(Data records for software interfaces)
● ● ● ● ● ● ●
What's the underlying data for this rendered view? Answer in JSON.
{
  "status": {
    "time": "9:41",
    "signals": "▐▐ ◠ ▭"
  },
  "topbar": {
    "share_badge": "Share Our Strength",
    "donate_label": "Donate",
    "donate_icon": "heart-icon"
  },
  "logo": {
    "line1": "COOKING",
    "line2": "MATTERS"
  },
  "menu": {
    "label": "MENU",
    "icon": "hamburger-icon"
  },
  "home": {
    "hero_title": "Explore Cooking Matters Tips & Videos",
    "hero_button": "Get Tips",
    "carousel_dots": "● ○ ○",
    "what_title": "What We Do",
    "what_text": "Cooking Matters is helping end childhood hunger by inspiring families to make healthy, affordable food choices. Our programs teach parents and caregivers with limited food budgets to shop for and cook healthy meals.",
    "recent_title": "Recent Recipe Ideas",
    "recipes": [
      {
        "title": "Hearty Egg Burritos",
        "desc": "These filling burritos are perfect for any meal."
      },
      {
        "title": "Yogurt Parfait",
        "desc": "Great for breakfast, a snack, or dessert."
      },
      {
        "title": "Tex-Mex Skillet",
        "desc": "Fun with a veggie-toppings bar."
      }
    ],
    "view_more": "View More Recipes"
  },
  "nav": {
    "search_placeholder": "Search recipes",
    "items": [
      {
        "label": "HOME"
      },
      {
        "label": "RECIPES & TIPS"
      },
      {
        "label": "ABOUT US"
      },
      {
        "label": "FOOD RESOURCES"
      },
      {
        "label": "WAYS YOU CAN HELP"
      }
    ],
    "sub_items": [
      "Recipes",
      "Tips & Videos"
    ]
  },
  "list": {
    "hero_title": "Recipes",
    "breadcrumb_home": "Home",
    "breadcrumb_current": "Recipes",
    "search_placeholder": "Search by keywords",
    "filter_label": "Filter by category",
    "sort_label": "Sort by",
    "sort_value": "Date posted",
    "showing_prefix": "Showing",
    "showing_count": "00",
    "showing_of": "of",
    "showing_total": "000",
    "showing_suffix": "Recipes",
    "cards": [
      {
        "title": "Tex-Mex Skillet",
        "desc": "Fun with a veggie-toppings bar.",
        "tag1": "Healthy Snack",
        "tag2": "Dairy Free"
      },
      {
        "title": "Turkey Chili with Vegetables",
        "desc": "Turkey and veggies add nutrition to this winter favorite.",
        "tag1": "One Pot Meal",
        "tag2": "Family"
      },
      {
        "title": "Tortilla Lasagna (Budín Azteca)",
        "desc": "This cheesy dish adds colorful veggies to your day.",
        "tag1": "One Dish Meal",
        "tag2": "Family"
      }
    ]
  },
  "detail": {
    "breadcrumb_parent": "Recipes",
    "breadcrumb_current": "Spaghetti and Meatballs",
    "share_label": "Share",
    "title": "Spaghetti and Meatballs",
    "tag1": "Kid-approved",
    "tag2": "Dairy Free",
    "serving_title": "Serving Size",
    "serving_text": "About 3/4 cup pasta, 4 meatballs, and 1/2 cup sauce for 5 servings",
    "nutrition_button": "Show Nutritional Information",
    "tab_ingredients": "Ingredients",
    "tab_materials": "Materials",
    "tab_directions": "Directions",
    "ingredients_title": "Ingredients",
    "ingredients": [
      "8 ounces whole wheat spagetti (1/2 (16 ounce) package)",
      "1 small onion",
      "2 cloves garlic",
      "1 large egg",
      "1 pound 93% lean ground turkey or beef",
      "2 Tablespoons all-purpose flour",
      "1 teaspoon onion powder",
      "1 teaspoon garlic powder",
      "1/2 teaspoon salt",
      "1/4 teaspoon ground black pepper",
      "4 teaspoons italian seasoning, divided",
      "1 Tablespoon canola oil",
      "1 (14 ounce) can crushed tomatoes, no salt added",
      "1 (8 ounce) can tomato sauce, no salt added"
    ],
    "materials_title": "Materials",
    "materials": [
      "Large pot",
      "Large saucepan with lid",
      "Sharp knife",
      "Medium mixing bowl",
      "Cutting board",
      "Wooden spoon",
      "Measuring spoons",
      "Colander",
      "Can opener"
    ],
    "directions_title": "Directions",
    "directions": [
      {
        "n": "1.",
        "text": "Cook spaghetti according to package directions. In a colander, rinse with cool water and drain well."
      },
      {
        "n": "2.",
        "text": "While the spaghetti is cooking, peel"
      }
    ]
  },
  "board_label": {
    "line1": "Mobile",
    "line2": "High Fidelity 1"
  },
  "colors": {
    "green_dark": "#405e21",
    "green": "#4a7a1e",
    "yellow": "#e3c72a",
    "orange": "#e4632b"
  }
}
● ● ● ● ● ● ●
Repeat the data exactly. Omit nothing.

Solution to the problem:
What's the underlying data for this rendered view? Answer in JSON.
{
  "status": {
    "time": "9:41",
    "signals": "▐▐ ◠ ▭"
  },
  "topbar": {
    "share_badge": "Share Our Strength",
    "donate_label": "Donate",
    "donate_icon": "heart-icon"
  },
  "logo": {
    "line1": "COOKING",
    "line2": "MATTERS"
  },
  "menu": {
    "label": "MENU",
    "icon": "hamburger-icon"
  },
  "home": {
    "hero_title": "Explore Cooking Matters Tips & Videos",
    "hero_button": "Get Tips",
    "carousel_dots": "● ○ ○",
    "what_title": "What We Do",
    "what_text": "Cooking Matters is helping end childhood hunger by inspiring families to make healthy, affordable food choices. Our programs teach parents and caregivers with limited food budgets to shop for and cook healthy meals.",
    "recent_title": "Recent Recipe Ideas",
    "recipes": [
      {
        "title": "Hearty Egg Burritos",
        "desc": "These filling burritos are perfect for any meal."
      },
      {
        "title": "Yogurt Parfait",
        "desc": "Great for breakfast, a snack, or dessert."
      },
      {
        "title": "Tex-Mex Skillet",
        "desc": "Fun with a veggie-toppings bar."
      }
    ],
    "view_more": "View More Recipes"
  },
  "nav": {
    "search_placeholder": "Search recipes",
    "items": [
      {
        "label": "HOME"
      },
      {
        "label": "RECIPES & TIPS"
      },
      {
        "label": "ABOUT US"
      },
      {
        "label": "FOOD RESOURCES"
      },
      {
        "label": "WAYS YOU CAN HELP"
      }
    ],
    "sub_items": [
      "Recipes",
      "Tips & Videos"
    ]
  },
  "list": {
    "hero_title": "Recipes",
    "breadcrumb_home": "Home",
    "breadcrumb_current": "Recipes",
    "search_placeholder": "Search by keywords",
    "filter_label": "Filter by category",
    "sort_label": "Sort by",
    "sort_value": "Date posted",
    "showing_prefix": "Showing",
    "showing_count": "00",
    "showing_of": "of",
    "showing_total": "000",
    "showing_suffix": "Recipes",
    "cards": [
      {
        "title": "Tex-Mex Skillet",
        "desc": "Fun with a veggie-toppings bar.",
        "tag1": "Healthy Snack",
        "tag2": "Dairy Free"
      },
      {
        "title": "Turkey Chili with Vegetables",
        "desc": "Turkey and veggies add nutrition to this winter favorite.",
        "tag1": "One Pot Meal",
        "tag2": "Family"
      },
      {
        "title": "Tortilla Lasagna (Budín Azteca)",
        "desc": "This cheesy dish adds colorful veggies to your day.",
        "tag1": "One Dish Meal",
        "tag2": "Family"
      }
    ]
  },
  "detail": {
    "breadcrumb_parent": "Recipes",
    "breadcrumb_current": "Spaghetti and Meatballs",
    "share_label": "Share",
    "title": "Spaghetti and Meatballs",
    "tag1": "Kid-approved",
    "tag2": "Dairy Free",
    "serving_title": "Serving Size",
    "serving_text": "About 3/4 cup pasta, 4 meatballs, and 1/2 cup sauce for 5 servings",
    "nutrition_button": "Show Nutritional Information",
    "tab_ingredients": "Ingredients",
    "tab_materials": "Materials",
    "tab_directions": "Directions",
    "ingredients_title": "Ingredients",
    "ingredients": [
      "8 ounces whole wheat spagetti (1/2 (16 ounce) package)",
      "1 small onion",
      "2 cloves garlic",
      "1 large egg",
      "1 pound 93% lean ground turkey or beef",
      "2 Tablespoons all-purpose flour",
      "1 teaspoon onion powder",
      "1 teaspoon garlic powder",
      "1/2 teaspoon salt",
      "1/4 teaspoon ground black pepper",
      "4 teaspoons italian seasoning, divided",
      "1 Tablespoon canola oil",
      "1 (14 ounce) can crushed tomatoes, no salt added",
      "1 (8 ounce) can tomato sauce, no salt added"
    ],
    "materials_title": "Materials",
    "materials": [
      "Large pot",
      "Large saucepan with lid",
      "Sharp knife",
      "Medium mixing bowl",
      "Cutting board",
      "Wooden spoon",
      "Measuring spoons",
      "Colander",
      "Can opener"
    ],
    "directions_title": "Directions",
    "directions": [
      {
        "n": "1.",
        "text": "Cook spaghetti according to package directions. In a colander, rinse with cool water and drain well."
      },
      {
        "n": "2.",
        "text": "While the spaghetti is cooking, peel"
      }
    ]
  },
  "board_label": {
    "line1": "Mobile",
    "line2": "High Fidelity 1"
  },
  "colors": {
    "green_dark": "#405e21",
    "green": "#4a7a1e",
    "yellow": "#e3c72a",
    "orange": "#e4632b"
  }
}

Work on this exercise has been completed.